Even if you don’t have your own machine learning algorithms that you want to implement, this session will give you an inside look at how the ML APIs are built. It will also help you make even more awesome ML pipelines and customize Spark models for your needs. And if you don’t want to extend Spark ML pipelines with custom algorithms, you’ll still benefit by developing a stronger background for future Spark ML projects.
The examples in this talk will be presented in Scala, but any non-standard syntax will be explained.
Session hashtag: #SFml2
Holden Karau is transgender Canadian, an active open source contributor, and co-author of Learning Spark & High Performance Spark. When not in San Francisco working as a software development engineer at IBM’s Spark Technology Center, Holden talks internationally on Spark and holds office hours at coffee shops at home and abroad. She makes frequent contributions to Spark, specializing in PySpark and Machine Learning. Prior to IBM she worked on a variety of distributed, search, and classification problems at Alpine, Databricks, Google, Foursquare, and Amazon. She graduated from the University of Waterloo with a Bachelor of Mathematics in Computer Science.
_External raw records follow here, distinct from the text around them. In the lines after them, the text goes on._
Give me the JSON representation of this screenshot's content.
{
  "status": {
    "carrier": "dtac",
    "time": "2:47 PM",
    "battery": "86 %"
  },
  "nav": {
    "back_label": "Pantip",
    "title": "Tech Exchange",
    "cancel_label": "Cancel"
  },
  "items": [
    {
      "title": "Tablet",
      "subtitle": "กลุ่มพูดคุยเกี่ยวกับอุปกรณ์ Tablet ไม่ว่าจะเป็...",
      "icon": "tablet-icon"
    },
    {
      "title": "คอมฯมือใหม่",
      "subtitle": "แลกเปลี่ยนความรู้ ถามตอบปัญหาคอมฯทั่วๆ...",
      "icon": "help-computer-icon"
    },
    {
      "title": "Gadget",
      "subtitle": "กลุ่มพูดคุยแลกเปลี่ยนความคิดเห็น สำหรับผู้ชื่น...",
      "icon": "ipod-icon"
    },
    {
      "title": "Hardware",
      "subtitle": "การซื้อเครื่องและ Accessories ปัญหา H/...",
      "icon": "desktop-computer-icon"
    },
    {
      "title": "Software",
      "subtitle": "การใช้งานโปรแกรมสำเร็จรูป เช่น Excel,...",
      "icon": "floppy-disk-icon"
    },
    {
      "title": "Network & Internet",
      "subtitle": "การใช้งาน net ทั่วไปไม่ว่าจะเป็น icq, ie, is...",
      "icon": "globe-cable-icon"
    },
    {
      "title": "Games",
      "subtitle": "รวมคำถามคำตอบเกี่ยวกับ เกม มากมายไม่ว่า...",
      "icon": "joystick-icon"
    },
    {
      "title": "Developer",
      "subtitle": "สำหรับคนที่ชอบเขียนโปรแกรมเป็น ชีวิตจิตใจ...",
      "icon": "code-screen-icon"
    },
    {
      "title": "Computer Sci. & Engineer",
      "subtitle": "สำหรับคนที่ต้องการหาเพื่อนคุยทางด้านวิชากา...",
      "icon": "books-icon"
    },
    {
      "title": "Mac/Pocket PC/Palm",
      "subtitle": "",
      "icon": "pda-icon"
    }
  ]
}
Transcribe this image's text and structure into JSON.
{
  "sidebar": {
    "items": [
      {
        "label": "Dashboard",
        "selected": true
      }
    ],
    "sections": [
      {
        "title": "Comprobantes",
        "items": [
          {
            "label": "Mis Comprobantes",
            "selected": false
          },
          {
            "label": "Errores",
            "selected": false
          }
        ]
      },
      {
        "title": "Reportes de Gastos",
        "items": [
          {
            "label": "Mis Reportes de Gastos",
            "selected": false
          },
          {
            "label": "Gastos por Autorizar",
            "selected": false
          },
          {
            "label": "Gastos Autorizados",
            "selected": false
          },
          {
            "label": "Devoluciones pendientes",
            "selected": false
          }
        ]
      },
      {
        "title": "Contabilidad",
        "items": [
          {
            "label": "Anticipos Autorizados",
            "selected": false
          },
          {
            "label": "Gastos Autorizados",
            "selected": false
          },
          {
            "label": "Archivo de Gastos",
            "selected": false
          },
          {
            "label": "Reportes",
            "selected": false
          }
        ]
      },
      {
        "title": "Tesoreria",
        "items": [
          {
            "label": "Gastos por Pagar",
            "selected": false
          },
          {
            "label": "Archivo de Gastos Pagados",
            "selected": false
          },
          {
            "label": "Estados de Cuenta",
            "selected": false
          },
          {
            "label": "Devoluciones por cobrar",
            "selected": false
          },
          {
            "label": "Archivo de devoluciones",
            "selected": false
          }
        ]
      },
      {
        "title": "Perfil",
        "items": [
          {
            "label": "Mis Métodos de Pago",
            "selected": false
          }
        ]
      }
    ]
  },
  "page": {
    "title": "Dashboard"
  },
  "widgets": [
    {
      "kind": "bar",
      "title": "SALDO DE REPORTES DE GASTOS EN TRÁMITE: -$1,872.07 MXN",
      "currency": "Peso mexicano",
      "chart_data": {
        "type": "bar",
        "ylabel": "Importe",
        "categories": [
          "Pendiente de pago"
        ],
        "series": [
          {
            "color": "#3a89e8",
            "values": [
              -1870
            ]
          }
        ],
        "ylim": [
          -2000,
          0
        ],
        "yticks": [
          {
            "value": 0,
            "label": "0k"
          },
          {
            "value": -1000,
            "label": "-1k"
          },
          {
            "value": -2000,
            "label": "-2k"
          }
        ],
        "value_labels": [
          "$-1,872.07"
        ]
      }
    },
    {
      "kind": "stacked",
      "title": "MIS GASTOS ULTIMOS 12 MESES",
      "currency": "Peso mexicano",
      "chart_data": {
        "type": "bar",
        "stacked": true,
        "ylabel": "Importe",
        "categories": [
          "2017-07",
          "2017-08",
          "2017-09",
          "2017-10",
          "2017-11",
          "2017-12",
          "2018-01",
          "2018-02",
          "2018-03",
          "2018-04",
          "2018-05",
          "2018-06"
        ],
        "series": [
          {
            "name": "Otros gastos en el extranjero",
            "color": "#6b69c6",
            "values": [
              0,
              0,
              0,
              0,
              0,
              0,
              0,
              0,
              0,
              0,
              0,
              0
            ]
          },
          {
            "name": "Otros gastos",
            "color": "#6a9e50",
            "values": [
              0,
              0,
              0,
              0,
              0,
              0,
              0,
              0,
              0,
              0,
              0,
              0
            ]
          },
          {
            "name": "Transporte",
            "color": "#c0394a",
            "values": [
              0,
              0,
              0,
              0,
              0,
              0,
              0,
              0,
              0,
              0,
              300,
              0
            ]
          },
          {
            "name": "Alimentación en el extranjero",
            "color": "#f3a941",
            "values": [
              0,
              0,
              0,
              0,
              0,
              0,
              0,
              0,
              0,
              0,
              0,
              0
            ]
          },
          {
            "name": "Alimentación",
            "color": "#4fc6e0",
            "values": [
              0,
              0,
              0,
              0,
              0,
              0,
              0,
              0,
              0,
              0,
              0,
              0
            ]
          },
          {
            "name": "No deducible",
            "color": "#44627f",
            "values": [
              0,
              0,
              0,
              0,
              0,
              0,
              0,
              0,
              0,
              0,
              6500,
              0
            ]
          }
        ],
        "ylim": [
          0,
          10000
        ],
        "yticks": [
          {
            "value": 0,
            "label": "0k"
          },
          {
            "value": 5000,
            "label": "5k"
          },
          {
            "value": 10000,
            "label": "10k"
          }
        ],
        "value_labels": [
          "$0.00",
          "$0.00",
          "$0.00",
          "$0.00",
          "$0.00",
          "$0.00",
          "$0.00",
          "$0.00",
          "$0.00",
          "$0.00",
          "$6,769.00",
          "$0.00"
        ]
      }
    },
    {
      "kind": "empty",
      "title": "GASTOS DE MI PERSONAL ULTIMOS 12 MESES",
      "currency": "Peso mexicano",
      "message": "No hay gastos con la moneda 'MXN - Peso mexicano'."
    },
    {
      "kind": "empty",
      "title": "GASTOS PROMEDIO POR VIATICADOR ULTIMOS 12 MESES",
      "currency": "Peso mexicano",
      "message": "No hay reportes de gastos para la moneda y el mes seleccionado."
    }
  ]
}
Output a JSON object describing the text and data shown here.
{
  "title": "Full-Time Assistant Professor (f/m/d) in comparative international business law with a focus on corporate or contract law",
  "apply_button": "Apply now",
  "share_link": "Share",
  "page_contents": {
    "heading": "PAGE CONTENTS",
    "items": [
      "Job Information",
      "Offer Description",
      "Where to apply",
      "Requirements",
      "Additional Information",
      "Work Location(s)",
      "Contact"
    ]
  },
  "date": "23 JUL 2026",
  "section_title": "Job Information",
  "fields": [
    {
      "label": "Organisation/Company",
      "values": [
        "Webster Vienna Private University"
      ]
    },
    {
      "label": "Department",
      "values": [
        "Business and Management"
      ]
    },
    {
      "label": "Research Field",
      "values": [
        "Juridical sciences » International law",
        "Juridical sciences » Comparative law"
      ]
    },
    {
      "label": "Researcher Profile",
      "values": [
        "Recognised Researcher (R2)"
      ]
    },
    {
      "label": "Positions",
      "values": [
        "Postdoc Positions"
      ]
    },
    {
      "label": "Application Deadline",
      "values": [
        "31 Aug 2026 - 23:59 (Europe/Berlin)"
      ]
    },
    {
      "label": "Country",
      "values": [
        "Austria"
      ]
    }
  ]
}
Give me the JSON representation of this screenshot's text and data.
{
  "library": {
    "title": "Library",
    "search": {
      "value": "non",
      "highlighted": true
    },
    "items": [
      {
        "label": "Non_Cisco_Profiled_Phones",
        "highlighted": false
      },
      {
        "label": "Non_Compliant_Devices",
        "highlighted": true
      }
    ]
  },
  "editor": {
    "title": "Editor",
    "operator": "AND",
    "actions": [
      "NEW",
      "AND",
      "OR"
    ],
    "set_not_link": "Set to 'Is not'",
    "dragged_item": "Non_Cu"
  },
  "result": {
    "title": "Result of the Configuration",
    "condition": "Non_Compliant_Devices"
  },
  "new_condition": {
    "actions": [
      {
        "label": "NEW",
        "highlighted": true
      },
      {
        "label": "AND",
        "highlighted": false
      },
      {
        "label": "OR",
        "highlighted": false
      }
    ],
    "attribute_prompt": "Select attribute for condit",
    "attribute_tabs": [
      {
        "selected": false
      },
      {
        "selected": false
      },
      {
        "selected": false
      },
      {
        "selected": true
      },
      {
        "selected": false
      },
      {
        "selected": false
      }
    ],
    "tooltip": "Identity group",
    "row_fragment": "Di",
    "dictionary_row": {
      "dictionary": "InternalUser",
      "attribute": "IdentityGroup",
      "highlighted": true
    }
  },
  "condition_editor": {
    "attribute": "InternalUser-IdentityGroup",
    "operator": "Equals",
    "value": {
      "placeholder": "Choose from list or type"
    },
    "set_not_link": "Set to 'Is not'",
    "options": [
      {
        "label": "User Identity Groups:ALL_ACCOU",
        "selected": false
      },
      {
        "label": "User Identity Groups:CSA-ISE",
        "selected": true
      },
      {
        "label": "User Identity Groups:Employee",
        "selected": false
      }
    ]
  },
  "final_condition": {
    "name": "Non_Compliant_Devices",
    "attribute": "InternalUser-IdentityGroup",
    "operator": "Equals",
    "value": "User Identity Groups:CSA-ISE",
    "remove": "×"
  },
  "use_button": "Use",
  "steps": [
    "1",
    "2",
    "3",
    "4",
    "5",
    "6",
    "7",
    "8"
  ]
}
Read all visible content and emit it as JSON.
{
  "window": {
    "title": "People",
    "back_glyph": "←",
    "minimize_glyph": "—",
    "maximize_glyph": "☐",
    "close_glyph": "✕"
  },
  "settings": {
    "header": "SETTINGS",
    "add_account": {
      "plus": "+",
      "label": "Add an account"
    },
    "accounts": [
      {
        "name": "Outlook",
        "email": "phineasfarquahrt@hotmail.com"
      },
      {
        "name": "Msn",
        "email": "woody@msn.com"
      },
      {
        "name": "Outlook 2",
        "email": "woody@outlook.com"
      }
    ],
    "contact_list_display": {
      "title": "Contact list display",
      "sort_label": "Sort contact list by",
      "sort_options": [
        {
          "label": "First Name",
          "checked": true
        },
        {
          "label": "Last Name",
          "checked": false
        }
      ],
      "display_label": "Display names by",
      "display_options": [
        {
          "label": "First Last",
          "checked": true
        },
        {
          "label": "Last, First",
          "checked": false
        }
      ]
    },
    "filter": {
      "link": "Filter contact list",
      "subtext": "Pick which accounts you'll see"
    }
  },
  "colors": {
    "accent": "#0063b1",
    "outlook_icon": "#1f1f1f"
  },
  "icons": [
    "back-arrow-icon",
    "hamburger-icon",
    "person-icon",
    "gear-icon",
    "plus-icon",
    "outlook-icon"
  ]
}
Seth Hendrickson is a top Apache Spark contributor. He implemented multinomial logistic regression with elastic-net regularization in Spark’s ML library and has contributed several other performance improvements to linear models in Spark. He has also made extensive contributions to Spark ML decision trees and ensemble algorithms. Prior to joining IBM, Seth was an electrical engineer working on signal processing and IOT. He earned his M.S. in electrical engineering from Georgia Institute of Technology.